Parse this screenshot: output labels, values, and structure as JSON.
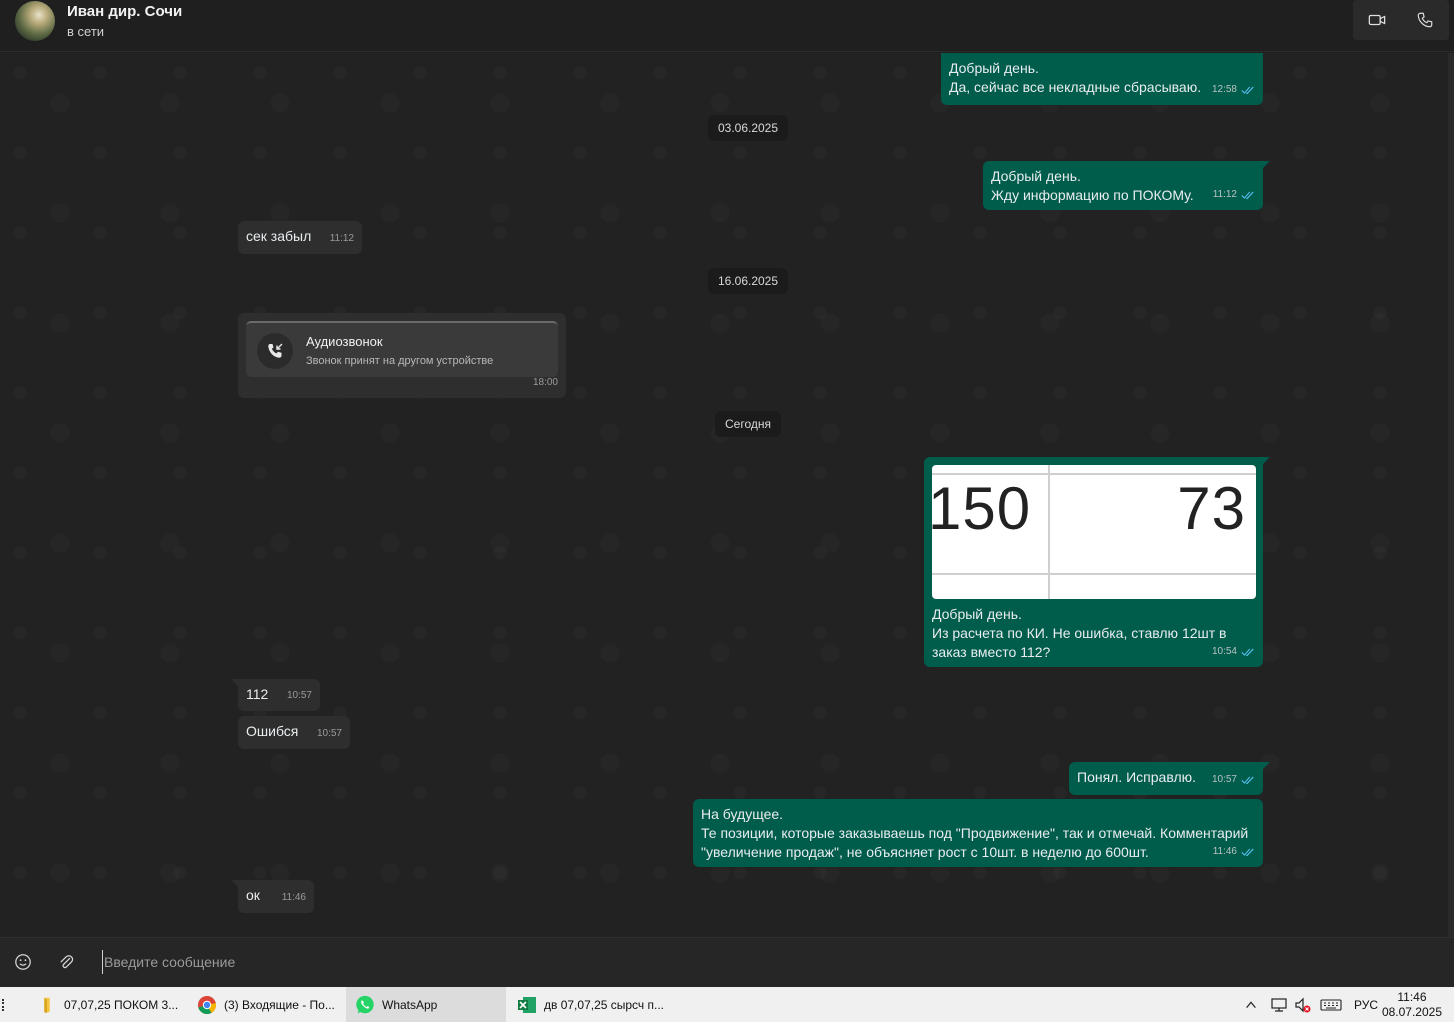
{
  "header": {
    "name": "Иван дир. Сочи",
    "status": "в сети"
  },
  "dates": {
    "d1": "03.06.2025",
    "d2": "16.06.2025",
    "d3": "Сегодня"
  },
  "messages": {
    "m1": {
      "text": "Добрый день.\nДа, сейчас все некладные сбрасываю.",
      "time": "12:58"
    },
    "m2": {
      "text": "Добрый день.\nЖду информацию по ПОКОМу.",
      "time": "11:12"
    },
    "m3": {
      "text": "сек забыл",
      "time": "11:12"
    },
    "call": {
      "title": "Аудиозвонок",
      "subtitle": "Звонок принят на другом устройстве",
      "time": "18:00"
    },
    "m5": {
      "text": "Добрый день.\nИз расчета по КИ. Не ошибка, ставлю 12шт в\nзаказ вместо 112?",
      "time": "10:54",
      "image_left": "150",
      "image_right": "73"
    },
    "m6": {
      "text": "112",
      "time": "10:57"
    },
    "m7": {
      "text": "Ошибся",
      "time": "10:57"
    },
    "m8": {
      "text": "Понял. Исправлю.",
      "time": "10:57"
    },
    "m9": {
      "text": "На будущее.\nТе позиции, которые заказываешь под \"Продвижение\", так и отмечай. Комментарий\n\"увеличение продаж\", не объясняет рост с 10шт. в неделю до 600шт.",
      "time": "11:46"
    },
    "m10": {
      "text": "ок",
      "time": "11:46"
    }
  },
  "composer": {
    "placeholder": "Введите сообщение"
  },
  "taskbar": {
    "items": [
      {
        "label": "07,07,25 ПОКОМ 3...",
        "icon": "folder-icon"
      },
      {
        "label": "(3) Входящие - По...",
        "icon": "chrome-icon"
      },
      {
        "label": "WhatsApp",
        "icon": "whatsapp-icon"
      },
      {
        "label": "дв 07,07,25 сырсч п...",
        "icon": "excel-icon"
      }
    ],
    "lang": "РУС",
    "time": "11:46",
    "date": "08.07.2025"
  },
  "colors": {
    "outgoing": "#005c4b",
    "incoming": "#2e2e2e",
    "read_ticks": "#53bdeb"
  }
}
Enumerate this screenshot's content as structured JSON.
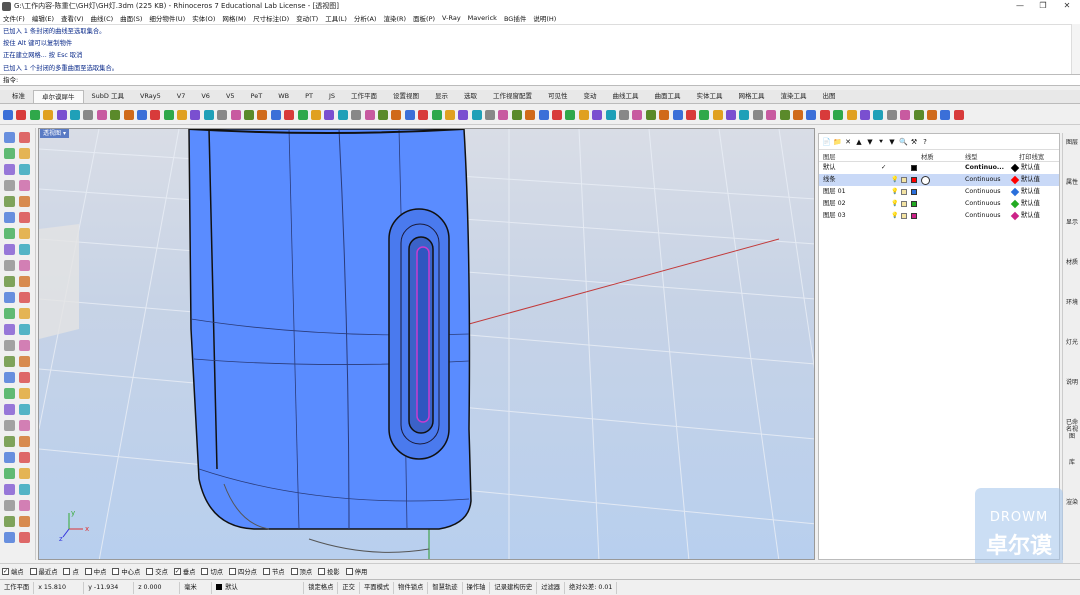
{
  "window": {
    "title": "G:\\工作内容-陈重仁\\GH灯\\GH灯.3dm (225 KB) - Rhinoceros 7 Educational Lab License - [透视图]",
    "controls": [
      "—",
      "❐",
      "✕"
    ]
  },
  "menu": [
    "文件(F)",
    "编辑(E)",
    "查看(V)",
    "曲线(C)",
    "曲面(S)",
    "细分物件(U)",
    "实体(O)",
    "网格(M)",
    "尺寸标注(D)",
    "变动(T)",
    "工具(L)",
    "分析(A)",
    "渲染(R)",
    "面板(P)",
    "V-Ray",
    "Maverick",
    "BG插件",
    "说明(H)"
  ],
  "command_history": [
    "已加入 1 条封闭的曲线至选取集合。",
    "按住 Alt 键可以复制物件",
    "正在建立网格... 按 Esc 取消",
    "已加入 1 个封闭的多重曲面至选取集合。"
  ],
  "command_prompt": "指令:",
  "tabs": [
    "标准",
    "卓尔谟犀牛",
    "SubD 工具",
    "VRay5",
    "V7",
    "V6",
    "V5",
    "PeT",
    "WB",
    "PT",
    "JS",
    "工作平面",
    "设置视图",
    "显示",
    "选取",
    "工作视窗配置",
    "可见性",
    "变动",
    "曲线工具",
    "曲面工具",
    "实体工具",
    "网格工具",
    "渲染工具",
    "出图"
  ],
  "active_tab": "卓尔谟犀牛",
  "toolbar_icon_count": 72,
  "viewport": {
    "label": "透视图",
    "label_arrow": "▾"
  },
  "axes": {
    "x": "x",
    "y": "y",
    "z": "z"
  },
  "layers": {
    "toolbar_icons": [
      "📄",
      "📁",
      "✕",
      "▲",
      "▼",
      "⯆",
      "▼",
      "🔍",
      "⚒",
      "?"
    ],
    "headers": {
      "name": "图层",
      "material": "材质",
      "linetype": "线型",
      "print_color": "打印线宽"
    },
    "rows": [
      {
        "name": "默认",
        "current": "✓",
        "color": "#000000",
        "linetype": "Continuo...",
        "print_color": "#000000",
        "print_width": "默认值",
        "selected": false
      },
      {
        "name": "线条",
        "current": "",
        "color": "#ff0000",
        "linetype": "Continuous",
        "print_color": "#ff0000",
        "print_width": "默认值",
        "selected": true
      },
      {
        "name": "图层 01",
        "current": "",
        "color": "#2a6fdb",
        "linetype": "Continuous",
        "print_color": "#2a6fdb",
        "print_width": "默认值",
        "selected": false
      },
      {
        "name": "图层 02",
        "current": "",
        "color": "#22aa22",
        "linetype": "Continuous",
        "print_color": "#22aa22",
        "print_width": "默认值",
        "selected": false
      },
      {
        "name": "图层 03",
        "current": "",
        "color": "#cc2288",
        "linetype": "Continuous",
        "print_color": "#cc2288",
        "print_width": "默认值",
        "selected": false
      }
    ]
  },
  "side_tabs": [
    "图层",
    "属性",
    "显示",
    "材质",
    "环境",
    "灯光",
    "说明",
    "已命名视图",
    "库",
    "渲染"
  ],
  "osnaps": [
    {
      "label": "端点",
      "checked": true
    },
    {
      "label": "最近点",
      "checked": false
    },
    {
      "label": "点",
      "checked": false
    },
    {
      "label": "中点",
      "checked": false
    },
    {
      "label": "中心点",
      "checked": false
    },
    {
      "label": "交点",
      "checked": false
    },
    {
      "label": "垂点",
      "checked": true
    },
    {
      "label": "切点",
      "checked": false
    },
    {
      "label": "四分点",
      "checked": false
    },
    {
      "label": "节点",
      "checked": false
    },
    {
      "label": "顶点",
      "checked": false
    },
    {
      "label": "投影",
      "checked": false
    },
    {
      "label": "停用",
      "checked": false
    }
  ],
  "status": {
    "cplane": "工作平面",
    "x": "x 15.810",
    "y": "y -11.934",
    "z": "z 0.000",
    "unit": "毫米",
    "layer": "默认",
    "items": [
      "锁定格点",
      "正交",
      "平面模式",
      "物件锁点",
      "智慧轨迹",
      "操作轴",
      "记录建构历史",
      "过滤器",
      "绝对公差: 0.01"
    ]
  },
  "watermark": {
    "line1": "DROWM",
    "line2": "卓尔谟"
  }
}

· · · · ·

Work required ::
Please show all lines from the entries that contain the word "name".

Response box ::
    "name": "Иван дир. Сочи",
      "name": "图层",
        "name": "默认",
        "name": "线条",
        "name": "图层 01",
        "name": "图层 02",
        "name": "图层 03",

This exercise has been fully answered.